Along his journey, Martin encounters a lawless gang of cannibals, crazed members of The Brotherhood, and malnourished murderous vampires. Once he finally reconnects with Mister, they take on an extra passenger, a feral and abused young girl by the name of Lady, and continue their quest to kill as many vampires and cult members as possible until they reach the real target of their shared rage, Mother. Mister and Martin also come upon a community of survivors that are willing to fight to the death alongside them in an explosive showdown that is sure to have viewers gripping the edge of their seats while also fulfilling their cravings for violence, gore, and several disturbing deaths.
Much of the first half of the movie involves the lonely travels of Martin as he makes his way further south in search of Mister. The deserted and isolated lands of Canada and the US, as well as Martin’s heartbreaking solo journey are effectively captured and driven by both the cinematography and film score.
Adding to the overall product, Cinematographer Matt Mitchell (Body 2015, Asshole 2009) uses a variety of wide angles to capture beautiful landscapes that perfectly portray peaceful, abandoned properties during the day and forsaken, dangerous hunting grounds once the sun sets; all of which are necessary for Martin to cross in order find his mentor. Composer Reddington Hunter (Long Nights, Short Mornings 2016) puts together a film score that speaks volumes in the wake of moments completely void of dialogue.
The music, as well as components of the costumes, feels like a bit of a throwback to Western movies from way back in the day. Brenda Shenher (Chained 2012, Grace 2009) creates costumes that are somewhat timeless, mixing elements from past, present, and future.

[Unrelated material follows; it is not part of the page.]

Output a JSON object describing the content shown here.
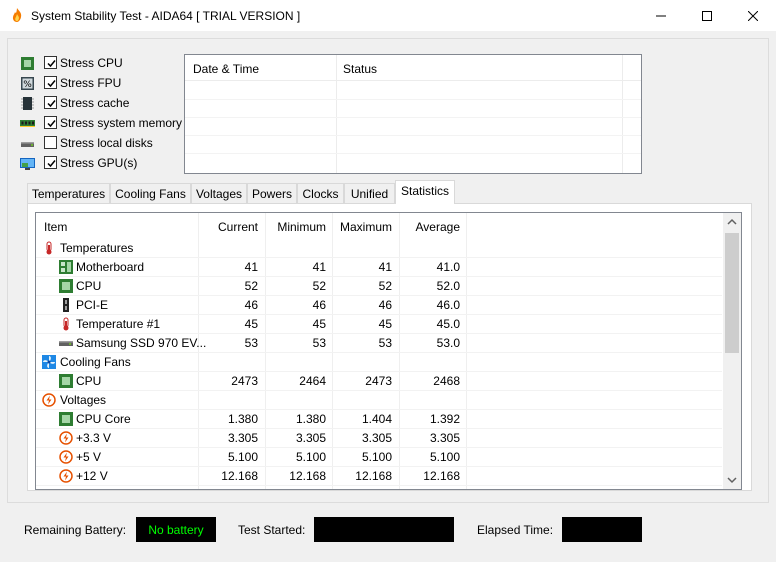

The special effects and makeup were handled with such precision in this film, successfully removing the romanticized vampire qualities most notably associated with vampires, and replacing them with extra menacing, revolting, and grotesque features that are more closely related to that of demons and zombies. Stake Land II: The Stakelander also created characters, ambiance, and action that appeared to hit harder on other key post apocalyptic tropes, paying homage to the classics like 1985’s Mad Max Beyond Thunderdome and 1982’s Escape From New York.
This being said, the combination of respectable cinematography, a complementary film score, superb costumes, makeup, and special effects as well as first-rate acting, excellent writing, outstanding action sequences, light humor, and fine directing make Stake Land II: The Stakelander a fun, action-packed Horror movie that is sure to leave viewers amused and engrossed. CrypticRock gives this engaging second chapter 4 out of 5 stars.